|After having browsed your website, i noticed many comments suggesting 'we appreciate your comments' i thought this was too good to be true and i therefore decided to write an email. I firstly must thank you whole heartedly for writing your book. As a lover of tea and biscuits, and of course, sit downs, i was immensely thankful to find your book in the most prestigious waterstones in Cork in Ireland whilst on a recent backpacking holiday. In all fairness, during the long travelling and quiet hostels, your book did in fact provide me with just the sort of humour, comfort and general light-heartedness that i needed on my holiday (even if it did return a little more battered than i would have liked after surviving the cross channel journey in my rucksack).|
I would very much like to be able to give an opinion on many of the biscuits you have mentioned, however i do not believe that i have the time to write it, nor you the time to read it. I shall therefore be brief and selective.

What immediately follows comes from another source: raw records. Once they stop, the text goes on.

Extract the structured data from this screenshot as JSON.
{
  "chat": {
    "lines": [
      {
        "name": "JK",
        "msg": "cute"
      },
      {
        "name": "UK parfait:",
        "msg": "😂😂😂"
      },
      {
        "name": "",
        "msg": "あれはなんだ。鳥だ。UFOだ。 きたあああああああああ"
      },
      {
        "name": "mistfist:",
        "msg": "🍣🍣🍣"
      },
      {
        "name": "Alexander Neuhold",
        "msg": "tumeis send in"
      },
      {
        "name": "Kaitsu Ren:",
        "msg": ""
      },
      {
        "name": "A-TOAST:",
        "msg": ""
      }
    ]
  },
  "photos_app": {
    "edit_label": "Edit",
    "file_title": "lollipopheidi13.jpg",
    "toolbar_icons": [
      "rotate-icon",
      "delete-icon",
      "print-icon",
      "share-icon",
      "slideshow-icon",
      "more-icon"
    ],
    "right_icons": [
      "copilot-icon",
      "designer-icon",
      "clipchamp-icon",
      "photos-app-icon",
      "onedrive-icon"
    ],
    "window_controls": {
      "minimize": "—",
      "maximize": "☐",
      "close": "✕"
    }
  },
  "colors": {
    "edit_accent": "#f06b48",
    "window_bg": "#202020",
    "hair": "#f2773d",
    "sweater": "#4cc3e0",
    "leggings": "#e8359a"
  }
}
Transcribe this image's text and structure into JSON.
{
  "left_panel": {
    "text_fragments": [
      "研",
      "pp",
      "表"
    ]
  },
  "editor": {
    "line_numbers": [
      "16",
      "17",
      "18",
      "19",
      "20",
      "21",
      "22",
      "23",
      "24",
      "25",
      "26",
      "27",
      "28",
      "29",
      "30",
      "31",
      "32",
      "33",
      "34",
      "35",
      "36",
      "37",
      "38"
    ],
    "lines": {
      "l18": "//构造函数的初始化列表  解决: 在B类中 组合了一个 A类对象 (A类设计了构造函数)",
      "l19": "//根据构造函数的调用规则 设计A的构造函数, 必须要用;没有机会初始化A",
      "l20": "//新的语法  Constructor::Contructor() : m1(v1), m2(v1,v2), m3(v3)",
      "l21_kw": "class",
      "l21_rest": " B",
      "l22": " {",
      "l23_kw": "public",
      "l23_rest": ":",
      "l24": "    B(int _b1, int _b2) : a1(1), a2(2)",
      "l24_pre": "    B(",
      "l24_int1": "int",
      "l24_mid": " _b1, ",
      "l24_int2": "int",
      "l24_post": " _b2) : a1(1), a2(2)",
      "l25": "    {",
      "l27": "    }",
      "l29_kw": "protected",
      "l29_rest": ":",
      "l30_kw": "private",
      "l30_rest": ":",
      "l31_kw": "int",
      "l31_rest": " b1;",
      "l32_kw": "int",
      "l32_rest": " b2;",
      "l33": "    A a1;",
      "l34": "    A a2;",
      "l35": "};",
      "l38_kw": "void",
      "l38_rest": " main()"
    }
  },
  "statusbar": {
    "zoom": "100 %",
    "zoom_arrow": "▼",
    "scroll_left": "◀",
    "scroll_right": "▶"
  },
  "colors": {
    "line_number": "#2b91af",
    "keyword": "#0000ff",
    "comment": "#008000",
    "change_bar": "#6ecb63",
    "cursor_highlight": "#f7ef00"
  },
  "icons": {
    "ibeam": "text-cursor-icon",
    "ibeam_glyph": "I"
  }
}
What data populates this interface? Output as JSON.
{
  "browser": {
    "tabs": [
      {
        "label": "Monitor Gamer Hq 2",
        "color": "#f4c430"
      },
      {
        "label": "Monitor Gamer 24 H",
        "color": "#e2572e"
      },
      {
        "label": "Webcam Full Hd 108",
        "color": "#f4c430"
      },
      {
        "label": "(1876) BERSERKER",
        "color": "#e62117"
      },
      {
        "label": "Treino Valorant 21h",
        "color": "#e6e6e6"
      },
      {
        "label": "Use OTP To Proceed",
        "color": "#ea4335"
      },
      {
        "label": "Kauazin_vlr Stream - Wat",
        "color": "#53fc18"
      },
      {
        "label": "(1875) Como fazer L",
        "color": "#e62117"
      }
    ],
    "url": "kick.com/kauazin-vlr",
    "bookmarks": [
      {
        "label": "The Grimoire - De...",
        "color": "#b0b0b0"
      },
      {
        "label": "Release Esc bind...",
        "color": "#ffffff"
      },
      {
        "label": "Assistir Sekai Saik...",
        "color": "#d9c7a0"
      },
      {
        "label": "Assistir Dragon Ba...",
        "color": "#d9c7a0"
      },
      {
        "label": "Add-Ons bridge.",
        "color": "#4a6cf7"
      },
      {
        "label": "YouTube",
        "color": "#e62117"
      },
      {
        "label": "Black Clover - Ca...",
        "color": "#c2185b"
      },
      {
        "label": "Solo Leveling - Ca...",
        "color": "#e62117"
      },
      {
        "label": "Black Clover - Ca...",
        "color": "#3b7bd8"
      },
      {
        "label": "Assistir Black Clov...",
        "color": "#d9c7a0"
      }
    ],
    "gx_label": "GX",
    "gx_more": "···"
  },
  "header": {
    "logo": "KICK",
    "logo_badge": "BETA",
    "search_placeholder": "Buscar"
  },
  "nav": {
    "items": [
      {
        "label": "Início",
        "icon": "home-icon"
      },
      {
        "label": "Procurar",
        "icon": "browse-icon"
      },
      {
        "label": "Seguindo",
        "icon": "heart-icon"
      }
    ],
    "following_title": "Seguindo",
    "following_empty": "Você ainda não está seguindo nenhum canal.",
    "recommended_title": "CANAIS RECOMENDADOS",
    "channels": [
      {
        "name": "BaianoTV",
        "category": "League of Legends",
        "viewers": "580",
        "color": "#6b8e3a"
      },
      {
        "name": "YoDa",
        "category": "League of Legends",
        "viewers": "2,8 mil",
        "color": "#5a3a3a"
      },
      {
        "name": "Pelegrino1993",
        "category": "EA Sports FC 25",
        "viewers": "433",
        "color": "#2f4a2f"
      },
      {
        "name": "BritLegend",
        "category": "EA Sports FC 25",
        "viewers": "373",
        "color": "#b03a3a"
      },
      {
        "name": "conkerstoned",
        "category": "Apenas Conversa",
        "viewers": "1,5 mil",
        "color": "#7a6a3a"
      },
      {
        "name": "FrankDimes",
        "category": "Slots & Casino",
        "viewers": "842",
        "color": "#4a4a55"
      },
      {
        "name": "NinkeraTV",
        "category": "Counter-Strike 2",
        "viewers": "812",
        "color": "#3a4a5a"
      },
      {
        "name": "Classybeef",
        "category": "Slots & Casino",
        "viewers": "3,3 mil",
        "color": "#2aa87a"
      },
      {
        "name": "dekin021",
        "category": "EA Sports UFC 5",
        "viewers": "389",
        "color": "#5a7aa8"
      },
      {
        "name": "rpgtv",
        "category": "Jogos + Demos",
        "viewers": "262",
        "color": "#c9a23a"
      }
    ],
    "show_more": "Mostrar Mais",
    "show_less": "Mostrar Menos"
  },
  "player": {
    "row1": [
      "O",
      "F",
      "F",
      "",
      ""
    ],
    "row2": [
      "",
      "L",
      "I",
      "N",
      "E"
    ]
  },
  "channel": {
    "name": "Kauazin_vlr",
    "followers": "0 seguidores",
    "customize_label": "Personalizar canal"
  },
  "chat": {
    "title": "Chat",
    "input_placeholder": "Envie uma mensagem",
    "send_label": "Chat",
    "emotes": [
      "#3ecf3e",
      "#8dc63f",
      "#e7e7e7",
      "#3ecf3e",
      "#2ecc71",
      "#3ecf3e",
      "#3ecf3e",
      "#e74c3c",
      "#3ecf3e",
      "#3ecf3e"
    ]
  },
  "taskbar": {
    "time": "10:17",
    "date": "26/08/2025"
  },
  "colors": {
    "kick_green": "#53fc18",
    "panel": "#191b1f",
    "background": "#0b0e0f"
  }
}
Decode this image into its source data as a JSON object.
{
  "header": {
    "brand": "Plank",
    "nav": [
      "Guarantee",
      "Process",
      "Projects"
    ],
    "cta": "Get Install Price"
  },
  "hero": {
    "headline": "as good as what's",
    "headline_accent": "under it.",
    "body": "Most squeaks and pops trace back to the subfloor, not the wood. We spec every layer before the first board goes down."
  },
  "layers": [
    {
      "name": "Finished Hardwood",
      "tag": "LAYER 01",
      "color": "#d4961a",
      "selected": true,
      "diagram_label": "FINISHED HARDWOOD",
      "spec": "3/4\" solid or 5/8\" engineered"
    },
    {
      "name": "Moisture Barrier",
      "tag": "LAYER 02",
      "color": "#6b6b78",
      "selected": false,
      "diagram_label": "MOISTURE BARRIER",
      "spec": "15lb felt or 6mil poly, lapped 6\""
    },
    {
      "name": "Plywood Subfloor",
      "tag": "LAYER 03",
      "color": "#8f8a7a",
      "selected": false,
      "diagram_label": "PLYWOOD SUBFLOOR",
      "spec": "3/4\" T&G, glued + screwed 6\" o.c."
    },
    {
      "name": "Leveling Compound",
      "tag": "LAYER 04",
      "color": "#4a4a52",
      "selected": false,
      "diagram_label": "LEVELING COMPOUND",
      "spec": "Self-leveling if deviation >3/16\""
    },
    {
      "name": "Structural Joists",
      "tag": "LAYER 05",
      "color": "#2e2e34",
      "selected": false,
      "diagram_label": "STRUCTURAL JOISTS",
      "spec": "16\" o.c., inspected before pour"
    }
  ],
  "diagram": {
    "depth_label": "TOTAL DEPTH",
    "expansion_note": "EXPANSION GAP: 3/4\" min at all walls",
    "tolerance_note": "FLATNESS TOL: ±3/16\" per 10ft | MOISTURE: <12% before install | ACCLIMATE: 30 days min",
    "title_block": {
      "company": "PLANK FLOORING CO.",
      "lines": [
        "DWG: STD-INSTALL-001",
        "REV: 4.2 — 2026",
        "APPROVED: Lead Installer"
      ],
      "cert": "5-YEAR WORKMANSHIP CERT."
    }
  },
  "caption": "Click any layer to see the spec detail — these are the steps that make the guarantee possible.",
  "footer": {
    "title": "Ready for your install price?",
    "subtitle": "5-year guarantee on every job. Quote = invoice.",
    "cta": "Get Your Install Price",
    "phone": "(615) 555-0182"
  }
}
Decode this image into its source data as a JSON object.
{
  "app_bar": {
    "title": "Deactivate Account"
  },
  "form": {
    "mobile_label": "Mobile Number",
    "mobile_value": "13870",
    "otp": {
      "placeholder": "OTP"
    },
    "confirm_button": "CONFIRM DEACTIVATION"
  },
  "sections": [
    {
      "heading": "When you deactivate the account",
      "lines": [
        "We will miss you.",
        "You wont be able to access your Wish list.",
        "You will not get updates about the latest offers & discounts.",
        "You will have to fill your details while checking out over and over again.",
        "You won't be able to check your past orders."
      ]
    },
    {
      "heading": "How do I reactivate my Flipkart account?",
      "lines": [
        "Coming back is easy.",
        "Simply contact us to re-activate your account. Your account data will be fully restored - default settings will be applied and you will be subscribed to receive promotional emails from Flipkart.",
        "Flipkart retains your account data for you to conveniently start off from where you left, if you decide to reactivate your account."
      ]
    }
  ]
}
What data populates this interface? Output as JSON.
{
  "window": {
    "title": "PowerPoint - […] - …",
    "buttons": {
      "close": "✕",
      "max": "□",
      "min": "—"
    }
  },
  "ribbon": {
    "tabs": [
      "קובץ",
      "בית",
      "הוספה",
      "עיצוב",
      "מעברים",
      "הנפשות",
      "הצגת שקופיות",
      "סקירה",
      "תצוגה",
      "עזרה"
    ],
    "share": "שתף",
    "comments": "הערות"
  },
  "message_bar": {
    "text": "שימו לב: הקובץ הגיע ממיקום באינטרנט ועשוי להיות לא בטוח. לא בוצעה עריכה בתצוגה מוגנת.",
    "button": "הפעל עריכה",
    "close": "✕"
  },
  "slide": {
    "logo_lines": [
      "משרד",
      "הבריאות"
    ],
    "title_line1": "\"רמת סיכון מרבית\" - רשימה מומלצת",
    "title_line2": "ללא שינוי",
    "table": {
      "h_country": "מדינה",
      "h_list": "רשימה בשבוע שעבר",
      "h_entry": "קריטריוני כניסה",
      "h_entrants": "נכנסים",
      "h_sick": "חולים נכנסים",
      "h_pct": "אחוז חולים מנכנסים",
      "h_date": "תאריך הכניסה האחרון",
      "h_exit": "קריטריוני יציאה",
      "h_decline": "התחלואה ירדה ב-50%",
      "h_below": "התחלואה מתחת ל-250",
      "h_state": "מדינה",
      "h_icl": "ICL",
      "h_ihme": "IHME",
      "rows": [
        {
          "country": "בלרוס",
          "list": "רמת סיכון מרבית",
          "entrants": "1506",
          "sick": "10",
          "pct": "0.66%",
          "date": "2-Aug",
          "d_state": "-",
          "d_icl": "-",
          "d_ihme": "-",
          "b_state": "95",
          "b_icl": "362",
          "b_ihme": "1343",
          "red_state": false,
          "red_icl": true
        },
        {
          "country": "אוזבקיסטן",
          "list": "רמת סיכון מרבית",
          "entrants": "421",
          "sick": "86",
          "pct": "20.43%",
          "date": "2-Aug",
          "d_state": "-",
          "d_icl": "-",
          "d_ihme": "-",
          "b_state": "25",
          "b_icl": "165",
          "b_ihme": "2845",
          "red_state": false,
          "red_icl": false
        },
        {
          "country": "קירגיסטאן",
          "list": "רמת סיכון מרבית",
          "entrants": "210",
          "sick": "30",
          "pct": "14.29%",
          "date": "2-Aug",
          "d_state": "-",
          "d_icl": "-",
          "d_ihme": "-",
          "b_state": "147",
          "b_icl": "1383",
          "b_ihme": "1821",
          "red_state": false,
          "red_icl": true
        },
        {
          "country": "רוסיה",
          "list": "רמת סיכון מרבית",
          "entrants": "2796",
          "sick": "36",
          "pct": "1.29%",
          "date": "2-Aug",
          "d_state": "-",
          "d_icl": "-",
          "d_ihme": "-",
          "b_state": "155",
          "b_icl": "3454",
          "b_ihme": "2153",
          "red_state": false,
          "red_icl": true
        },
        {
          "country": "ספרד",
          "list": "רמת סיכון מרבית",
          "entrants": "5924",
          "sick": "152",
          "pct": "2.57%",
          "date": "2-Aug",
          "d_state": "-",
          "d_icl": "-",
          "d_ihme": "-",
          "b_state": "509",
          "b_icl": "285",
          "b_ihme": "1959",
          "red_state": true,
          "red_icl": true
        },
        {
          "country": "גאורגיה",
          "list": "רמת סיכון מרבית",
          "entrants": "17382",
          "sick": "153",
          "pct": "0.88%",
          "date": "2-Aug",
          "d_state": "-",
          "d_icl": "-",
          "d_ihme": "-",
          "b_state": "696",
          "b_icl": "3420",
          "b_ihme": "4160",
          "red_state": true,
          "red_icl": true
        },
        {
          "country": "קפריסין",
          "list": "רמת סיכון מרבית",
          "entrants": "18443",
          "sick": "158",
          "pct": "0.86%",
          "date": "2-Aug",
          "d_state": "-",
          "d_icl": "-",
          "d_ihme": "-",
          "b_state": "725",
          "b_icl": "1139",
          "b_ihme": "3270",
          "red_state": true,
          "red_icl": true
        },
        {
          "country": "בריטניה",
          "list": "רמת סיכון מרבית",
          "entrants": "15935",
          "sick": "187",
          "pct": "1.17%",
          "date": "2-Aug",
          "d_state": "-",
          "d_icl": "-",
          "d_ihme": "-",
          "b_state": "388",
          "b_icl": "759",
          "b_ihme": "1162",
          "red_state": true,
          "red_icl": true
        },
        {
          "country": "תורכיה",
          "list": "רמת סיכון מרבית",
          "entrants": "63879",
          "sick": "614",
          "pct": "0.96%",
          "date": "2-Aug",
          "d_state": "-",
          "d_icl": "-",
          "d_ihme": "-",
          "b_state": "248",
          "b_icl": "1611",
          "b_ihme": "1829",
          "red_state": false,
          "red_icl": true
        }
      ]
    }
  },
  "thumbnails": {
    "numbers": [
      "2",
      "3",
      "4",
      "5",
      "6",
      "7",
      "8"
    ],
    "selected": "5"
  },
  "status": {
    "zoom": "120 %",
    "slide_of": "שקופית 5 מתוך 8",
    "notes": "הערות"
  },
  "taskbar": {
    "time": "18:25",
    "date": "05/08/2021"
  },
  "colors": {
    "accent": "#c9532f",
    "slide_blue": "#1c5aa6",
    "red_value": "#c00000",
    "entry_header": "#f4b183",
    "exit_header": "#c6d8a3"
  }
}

Firstly, the Fox's Jam Cream, as reviewed by your excellent selves, i find to be a fantastic accompaniment to any form of tea (herbal not included) as its cream innner draws the eater forwards before surprising him/her with the fruity jam centre that simply begs to be left in the mouth as its flavours work away upon the taste buds.
Also, The McVities Chocolate digestive with caramel. I find to be a rather peculiar biscuit. Its main selling point i believe, is that its caramel centre works as a steel girder allowing it to be left in the tea for any length of time as the biscuit itself will not dop off. However, upon eating, you do find the usual flavours of the digestive biscuit, grown to be a favourite among many, but you do find a rather sweet caramel slice hiding betwen the chocolate and the aforementioned biscuit. I believe perhaps, that the sweetness can be a little too overpowering.
Myself and my College friends in Buxton, Derbyshire have spent many an hour sampling the delights of many biscuits (Unfortunately when this time should be more wisely spent on coursework) and have often suggested that a website should be set up for those in the same opinion as us. However, after finding your site, and also, your book, i find our work is done! and also done to a much better standard than we could have probably done. Thank you again for taking the time to share your interests with the world!
|Nicey replies: Hoorah for Ireland and Cork, or Cork as the locals call it in their own special accent. Actually we met some people from Cork once and their accents were so strong I thought they were Finnish. I was unable to speak to chap directly and he unable to speak to me, his wife had to act as an interpreter.
Also Hoorah for Derbyshire. We had a very nice weekend camping just above Matlock Bath about two weeks ago, and had a lovely cup of tea at the National Tramway Museum in Crich.
In this state of tropical weather we are having in Yorkshire (canít stand it myself, bring back the rain!), do you recommend trying iced tea? I once had this drink in Paris and it was vile and bitter. It is too hot for me to drink a normal cuppa, but I am missing it also. What can I do?
|Nicey replies: Marge,
We would never ever recommend drinking iced tea, its muck. You just need to gather yourself and have a proper cuppa, you'll be fine. Maybe get a few scones and some jam and cream and pretend you're on holiday. I have to say I'm getting quite skilled at scone making, and we have pretended to be on our holidays about 3 times in the last month.